“zerONEss: The Moment has Arrived”

By Justin Chapman

According to the author, Hawah’s new book, zerONEss, may be found “where the clock has been broken.” A collection of poetry and prose that explores human enlightenment and comprehension, the book has a fitting title that was never meant to be pronounced, only read and felt, representing unity and the origins of man. 

An inspiring reminder that nothing is more important than your self-actualization, which in turn improves the world: “Guided by an internal source of strength/ You rose repeatedly and walked barefoot over broken glass/ As the pulse of a new consciousness/ As torch bearer of a new creed/ You lied awake while others were sleeping”; along with efficacious displays of the power of love: “There is nothing more I want/ Than to join you in the cocoon.”

Formerly known as Rajeev Kasat, this young US-born Indian writer and leader changed his name to the sobriquet Hawah in a moment of spiritual clarity. A self-proclaimed artivist and everlutionary, Hawah has dedicated his life to teaching the youth about conflict resolution, solutions to violence, and ways to peace. He has brought young people from all over together for this very important discussion.

Photographer, painter, poet, teacher, and cognoscente, Hawah offers us words of comfort, advice, humility, wonder, and reassurance for those who believe the physical world is an illusion.

His two other books, Trails: Trust Before Suspicion, a journal of his travels hitchhiking across the United States of America and backpacking alone through Africa, and Escape Extinction, notes on love, hate, hypocrisy, war, and peace, are both incredibly powerful nonfiction narratives that reflect on humanity and traveling, both physically and spiritually. He boldly states in Extinction, “I love Osama bin Laden and I love George W. Bush, both equally and without distinction or reservation.” This is a man who constantly challenges himself, his ideas, his beliefs, his perception of the world, and looks for and revises inconsistencies in what he practices and what he preaches. 

Reading this cosmopolitan traveler’s latest work of prose, poetry, wisdom, and soulful treatises is meditation. For those who seek exploration of life’s many riddles, his imagery floats from comprehensive to precise, dipping the reader in and out of altered states of consciousness. It can be a breath of fresh air: “You have nothing to worry about/ Nothing to become/ There is no time that is remaining beyond when all is.” His protean and discursive words are emblazoned with colorful images: “The past is frozen/ The future is melting/ And the present is without weather.”

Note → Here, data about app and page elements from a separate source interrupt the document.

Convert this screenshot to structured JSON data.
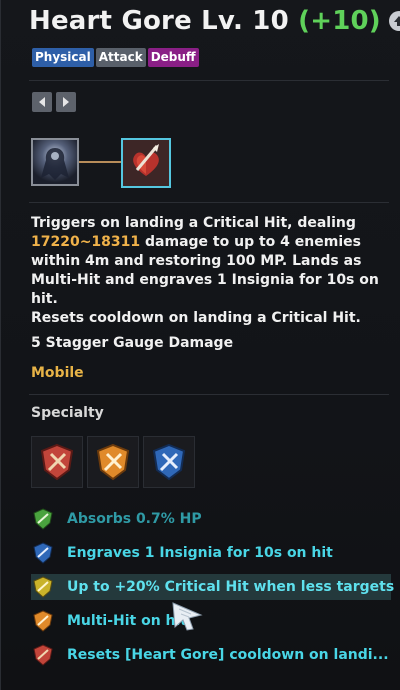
{
  "skill": {
    "name": "Heart Gore Lv. 10",
    "bonus": "(+10)"
  },
  "tags": [
    "Physical",
    "Attack",
    "Debuff"
  ],
  "description": {
    "line1": "Triggers on landing a Critical Hit, dealing",
    "damage": "17220~18311",
    "line2_rest": " damage to up to 4 enemies",
    "line3": "within 4m and restoring 100 MP. Lands as",
    "line4": "Multi-Hit and engraves 1 Insignia for 10s on hit.",
    "line5": "Resets cooldown on landing a Critical Hit."
  },
  "stagger": "5 Stagger Gauge Damage",
  "mobility": "Mobile",
  "specialty": {
    "heading": "Specialty",
    "slots": [
      {
        "icon": "red-shield-specialty-icon",
        "color": "#c2453a"
      },
      {
        "icon": "orange-shield-specialty-icon",
        "color": "#e08a2a"
      },
      {
        "icon": "blue-shield-specialty-icon",
        "color": "#2f68b8"
      }
    ]
  },
  "traits": [
    {
      "text": "Absorbs 0.7% HP",
      "icon": "green-shield-icon",
      "color": "#4aa33e",
      "state": "dim"
    },
    {
      "text": "Engraves 1 Insignia for 10s on hit",
      "icon": "blue-shield-icon",
      "color": "#2f68b8",
      "state": "normal"
    },
    {
      "text": "Up to +20% Critical Hit when less targets",
      "icon": "yellow-shield-icon",
      "color": "#c9b32a",
      "state": "highlight"
    },
    {
      "text": "Multi-Hit on hit",
      "icon": "orange-shield-icon",
      "color": "#e08a2a",
      "state": "normal"
    },
    {
      "text": "Resets [Heart Gore] cooldown on landi...",
      "icon": "red-shield-icon",
      "color": "#c2453a",
      "state": "normal"
    }
  ],
  "colors": {
    "bonus": "#5fd15a",
    "damage": "#f0b24a",
    "mobile": "#e7b347",
    "trait": "#49d6e6"
  }
}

To read Hawah’s work is to know him, and I am honored to have known and learned from him at critical junctions in my life. Whether he’s in Colorado teaching young people that peace has a chance or on the frontlines spreading the message in the neighborhoods of the District of Columbia, Hawah’s energy, optimism, and ideas of unconditional acceptance are mesmeric and real. His comforting wisdom is evident in the poem ‘Extended Life’: “I’ve seen something greater than what I am/ Just because you do not know that you exist/ Does not mean you are not alive/ Don’t deny life.”

Hawah is also a certified Yoga instructor, workshop facilitator, and inspirational speaker, performing at Yale Univ., George Washington Univ., U.C.L.A., Univ. of Colorado, Rollins College, Georgetown Univ., and Brown Univ. He and his roommates hold a full moon gathering and celebration every month in their Washington, DC, based non-profit home, One Common Unity, Inc.

His latest project is a six week arts-based peace and reconciliation tour through Pakistan and India to help unify the two nations. Called Project H(Om)E, street theatre, speaking engagements, musical performances, poetic verse, and workshops on art, activism, and forgiveness will all be utilized to inspire Pakistanis and Indians—Muslims and Hindus—to “resign any hatred and animosity towards one another in favor of recognizing the multicultural ideal represented by their shared cultural history,” Hawah wrote.

His inspiration for involving himself in this difficult and delicate conflict between two cultures stemmed from his recent travels through his family’s home country, India. After backpacking through the Himalayas and witnessing despair firsthand, Hawah saw a gap he decided to try to fill. The project begins this December.

Visit his website at hawah.us.